Where is the evidence?
On what basis is this assertion made?
Co-ordinators of governor services in Yorkshire and Humberside trawled through Ofsted reports but found no obvious or convincing correlation between governing body size and grading for governance. Surely the proposal is not based on the efficiency of interim executive boards. These small bodies of professionals appointed specifically for their proven skills and understanding of education are not indicative of typical governing bodies.
The regulations allow governing bodies to determine their size (within limits) according to local circumstances. This supports the stakeholder model and promotes community cohesion.
I have found little support for smaller governing bodies unless the complete review of governance, which evidence suggests is urgently required, results in significantly reduced responsibilities. Would it not be sensible to await the outcome of the review before imposing a reduction?
I am a governor at two schools where we share out responsibilities in order to monitor effectively. We liaise and build positive, trusting relationships with staff so that we get the challenge, support and accountability right. (Ofsted confirms that we are very successful). However, we are unlikely to be able to do this as thoroughly if individual governor responsibilities had to increase as a result of there being fewer of us. My experience as external adviser, trainer and chair is that even those on large governing bodies already struggle to give as much time to the role as they feel is required.
I urge everyone to respond to the consultation. What difference would an enforced reduction in size without reduced responsibilities make to your ability to continue good practice? Could you still monitor, support and challenge as effectively?

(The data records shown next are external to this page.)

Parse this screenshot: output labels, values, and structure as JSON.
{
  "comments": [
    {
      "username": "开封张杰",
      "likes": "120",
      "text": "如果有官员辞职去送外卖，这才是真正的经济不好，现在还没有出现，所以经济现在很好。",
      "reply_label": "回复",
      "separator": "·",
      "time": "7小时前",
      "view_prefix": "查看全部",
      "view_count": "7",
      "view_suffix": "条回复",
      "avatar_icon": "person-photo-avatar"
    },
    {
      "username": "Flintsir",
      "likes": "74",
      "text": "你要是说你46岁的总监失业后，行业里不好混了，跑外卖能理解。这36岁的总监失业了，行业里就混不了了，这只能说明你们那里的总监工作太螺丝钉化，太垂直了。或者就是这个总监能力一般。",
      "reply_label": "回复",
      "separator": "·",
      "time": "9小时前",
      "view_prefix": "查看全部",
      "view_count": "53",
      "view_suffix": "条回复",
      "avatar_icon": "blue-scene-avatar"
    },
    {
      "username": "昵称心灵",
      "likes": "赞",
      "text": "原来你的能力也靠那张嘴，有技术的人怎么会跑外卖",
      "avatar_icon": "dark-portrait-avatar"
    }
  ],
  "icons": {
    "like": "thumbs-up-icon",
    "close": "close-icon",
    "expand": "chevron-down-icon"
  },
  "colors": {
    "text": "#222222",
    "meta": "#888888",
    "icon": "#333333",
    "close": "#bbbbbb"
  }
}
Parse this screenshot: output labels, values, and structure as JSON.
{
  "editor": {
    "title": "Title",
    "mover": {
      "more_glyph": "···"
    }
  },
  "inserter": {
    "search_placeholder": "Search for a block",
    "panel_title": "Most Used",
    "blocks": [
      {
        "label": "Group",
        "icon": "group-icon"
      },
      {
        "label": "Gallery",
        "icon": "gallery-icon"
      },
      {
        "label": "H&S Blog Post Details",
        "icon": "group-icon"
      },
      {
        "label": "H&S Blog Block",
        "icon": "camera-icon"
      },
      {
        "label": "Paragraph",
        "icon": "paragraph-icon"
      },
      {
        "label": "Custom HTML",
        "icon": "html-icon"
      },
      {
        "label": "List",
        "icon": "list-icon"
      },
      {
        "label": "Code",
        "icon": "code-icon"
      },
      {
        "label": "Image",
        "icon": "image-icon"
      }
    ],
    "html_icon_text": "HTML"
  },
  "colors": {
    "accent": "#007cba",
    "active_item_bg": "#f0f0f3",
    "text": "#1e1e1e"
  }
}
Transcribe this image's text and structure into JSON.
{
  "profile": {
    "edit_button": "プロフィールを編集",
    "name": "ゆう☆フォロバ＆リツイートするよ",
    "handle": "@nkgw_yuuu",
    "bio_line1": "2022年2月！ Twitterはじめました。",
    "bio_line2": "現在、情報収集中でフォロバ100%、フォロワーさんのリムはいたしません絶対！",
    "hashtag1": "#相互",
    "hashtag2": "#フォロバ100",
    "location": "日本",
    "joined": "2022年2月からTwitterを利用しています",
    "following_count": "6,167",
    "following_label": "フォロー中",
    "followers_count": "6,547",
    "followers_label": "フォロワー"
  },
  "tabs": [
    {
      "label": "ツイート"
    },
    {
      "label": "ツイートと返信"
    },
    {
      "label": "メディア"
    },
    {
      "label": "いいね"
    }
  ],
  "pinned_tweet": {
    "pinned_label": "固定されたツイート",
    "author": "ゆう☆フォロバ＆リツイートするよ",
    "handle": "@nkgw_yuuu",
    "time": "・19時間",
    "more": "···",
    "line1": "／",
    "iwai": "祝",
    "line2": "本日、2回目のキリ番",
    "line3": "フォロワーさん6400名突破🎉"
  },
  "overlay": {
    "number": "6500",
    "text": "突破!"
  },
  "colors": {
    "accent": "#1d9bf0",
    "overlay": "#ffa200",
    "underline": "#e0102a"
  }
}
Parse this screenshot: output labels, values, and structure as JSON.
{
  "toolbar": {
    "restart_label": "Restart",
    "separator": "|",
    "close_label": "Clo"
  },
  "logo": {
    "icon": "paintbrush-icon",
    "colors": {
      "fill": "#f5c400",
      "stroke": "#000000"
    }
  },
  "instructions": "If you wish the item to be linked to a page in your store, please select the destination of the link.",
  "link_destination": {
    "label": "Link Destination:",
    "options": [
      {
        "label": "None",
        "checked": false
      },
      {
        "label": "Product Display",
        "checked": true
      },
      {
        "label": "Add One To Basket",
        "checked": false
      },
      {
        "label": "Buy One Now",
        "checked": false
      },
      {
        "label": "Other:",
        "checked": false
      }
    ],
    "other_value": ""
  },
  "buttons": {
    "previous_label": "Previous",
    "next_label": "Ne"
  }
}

Angela Dunkerley, Chair of Governors at Winterton CofE Infants' School, and Governor at Winterton Comprehensive School, North Lincolnshire.